## [THE INPUT]
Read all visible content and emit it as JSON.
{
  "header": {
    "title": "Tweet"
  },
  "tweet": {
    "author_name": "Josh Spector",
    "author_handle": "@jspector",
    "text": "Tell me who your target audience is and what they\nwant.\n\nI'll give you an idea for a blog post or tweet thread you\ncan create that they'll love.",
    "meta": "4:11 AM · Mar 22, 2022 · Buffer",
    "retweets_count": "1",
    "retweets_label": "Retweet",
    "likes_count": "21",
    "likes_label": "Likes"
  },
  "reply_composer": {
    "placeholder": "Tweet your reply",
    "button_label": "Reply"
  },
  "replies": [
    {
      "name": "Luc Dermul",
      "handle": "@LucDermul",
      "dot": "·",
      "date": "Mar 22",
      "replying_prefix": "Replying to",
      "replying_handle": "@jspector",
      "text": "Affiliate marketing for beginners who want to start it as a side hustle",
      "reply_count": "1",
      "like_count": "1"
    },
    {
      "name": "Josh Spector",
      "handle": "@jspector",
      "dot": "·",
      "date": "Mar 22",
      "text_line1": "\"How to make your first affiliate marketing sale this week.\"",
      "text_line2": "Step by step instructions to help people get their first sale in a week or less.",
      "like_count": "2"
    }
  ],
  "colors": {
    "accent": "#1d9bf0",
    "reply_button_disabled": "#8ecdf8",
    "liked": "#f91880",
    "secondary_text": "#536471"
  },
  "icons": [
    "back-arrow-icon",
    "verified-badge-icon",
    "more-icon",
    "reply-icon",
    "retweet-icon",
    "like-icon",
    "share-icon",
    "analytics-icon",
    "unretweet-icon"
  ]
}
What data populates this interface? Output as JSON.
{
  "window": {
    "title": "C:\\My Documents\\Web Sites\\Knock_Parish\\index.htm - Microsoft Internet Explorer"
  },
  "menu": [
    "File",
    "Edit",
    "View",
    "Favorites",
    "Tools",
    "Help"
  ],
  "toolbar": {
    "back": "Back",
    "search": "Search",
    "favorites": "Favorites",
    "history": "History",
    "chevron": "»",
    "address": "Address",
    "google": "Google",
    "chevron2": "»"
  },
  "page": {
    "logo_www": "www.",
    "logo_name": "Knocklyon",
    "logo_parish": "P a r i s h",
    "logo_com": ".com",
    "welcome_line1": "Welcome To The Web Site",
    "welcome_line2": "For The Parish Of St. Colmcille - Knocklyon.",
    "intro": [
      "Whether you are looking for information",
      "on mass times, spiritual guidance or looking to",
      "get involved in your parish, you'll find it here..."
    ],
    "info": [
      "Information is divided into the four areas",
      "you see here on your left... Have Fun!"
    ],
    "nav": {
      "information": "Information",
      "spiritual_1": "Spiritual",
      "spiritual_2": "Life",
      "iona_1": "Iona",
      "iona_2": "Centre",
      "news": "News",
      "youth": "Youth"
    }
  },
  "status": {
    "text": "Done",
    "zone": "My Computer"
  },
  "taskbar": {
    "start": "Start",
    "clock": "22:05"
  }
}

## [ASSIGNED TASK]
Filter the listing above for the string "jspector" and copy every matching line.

## [TASK ANSWER]
    "author_handle": "@jspector",
      "replying_handle": "@jspector",
      "handle": "@jspector",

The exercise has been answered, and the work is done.